**What needs to be done**:
This exercise asks for a copy of each line in the records below with the word "xlsx" in it.

Records from a data collection

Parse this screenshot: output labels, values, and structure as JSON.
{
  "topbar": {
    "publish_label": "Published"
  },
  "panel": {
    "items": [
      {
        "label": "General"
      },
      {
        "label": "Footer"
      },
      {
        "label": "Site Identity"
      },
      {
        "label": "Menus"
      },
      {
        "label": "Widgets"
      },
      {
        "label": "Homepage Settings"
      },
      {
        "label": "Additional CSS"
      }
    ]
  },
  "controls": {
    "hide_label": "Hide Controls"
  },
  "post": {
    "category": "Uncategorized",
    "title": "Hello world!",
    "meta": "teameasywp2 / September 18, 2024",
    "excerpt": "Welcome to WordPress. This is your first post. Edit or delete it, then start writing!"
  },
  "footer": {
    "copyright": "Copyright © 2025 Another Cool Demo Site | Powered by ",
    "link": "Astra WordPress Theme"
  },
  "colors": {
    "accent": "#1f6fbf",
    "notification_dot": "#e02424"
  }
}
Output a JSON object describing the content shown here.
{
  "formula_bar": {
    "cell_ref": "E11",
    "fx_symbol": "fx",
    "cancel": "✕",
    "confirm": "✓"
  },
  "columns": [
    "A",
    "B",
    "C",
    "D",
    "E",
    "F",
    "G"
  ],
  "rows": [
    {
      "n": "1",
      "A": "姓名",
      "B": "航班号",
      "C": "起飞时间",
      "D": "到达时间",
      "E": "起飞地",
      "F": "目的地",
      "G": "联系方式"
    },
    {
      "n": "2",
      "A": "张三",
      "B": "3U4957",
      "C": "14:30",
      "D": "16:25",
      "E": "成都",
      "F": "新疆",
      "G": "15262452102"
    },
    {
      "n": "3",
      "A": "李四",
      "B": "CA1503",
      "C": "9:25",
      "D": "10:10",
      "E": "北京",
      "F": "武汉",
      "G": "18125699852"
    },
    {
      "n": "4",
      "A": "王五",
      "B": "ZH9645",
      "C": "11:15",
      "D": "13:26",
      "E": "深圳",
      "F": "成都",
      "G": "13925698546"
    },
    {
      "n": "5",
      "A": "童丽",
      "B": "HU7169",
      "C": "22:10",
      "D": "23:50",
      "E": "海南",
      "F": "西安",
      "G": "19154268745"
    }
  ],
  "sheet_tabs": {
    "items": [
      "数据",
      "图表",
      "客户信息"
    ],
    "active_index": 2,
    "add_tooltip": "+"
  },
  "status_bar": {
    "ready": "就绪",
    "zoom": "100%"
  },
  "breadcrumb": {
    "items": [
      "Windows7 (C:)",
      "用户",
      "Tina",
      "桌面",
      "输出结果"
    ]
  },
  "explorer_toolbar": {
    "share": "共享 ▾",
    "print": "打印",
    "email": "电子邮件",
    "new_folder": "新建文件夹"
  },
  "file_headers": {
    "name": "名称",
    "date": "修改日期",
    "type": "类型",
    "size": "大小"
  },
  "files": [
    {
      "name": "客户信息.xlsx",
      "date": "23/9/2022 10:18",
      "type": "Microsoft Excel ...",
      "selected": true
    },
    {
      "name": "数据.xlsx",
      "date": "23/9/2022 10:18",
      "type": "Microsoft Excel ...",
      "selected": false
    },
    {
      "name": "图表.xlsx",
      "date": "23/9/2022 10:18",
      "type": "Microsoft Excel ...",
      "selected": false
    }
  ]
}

**Output**:
      "name": "客户信息.xlsx",
      "name": "数据.xlsx",
      "name": "图表.xlsx",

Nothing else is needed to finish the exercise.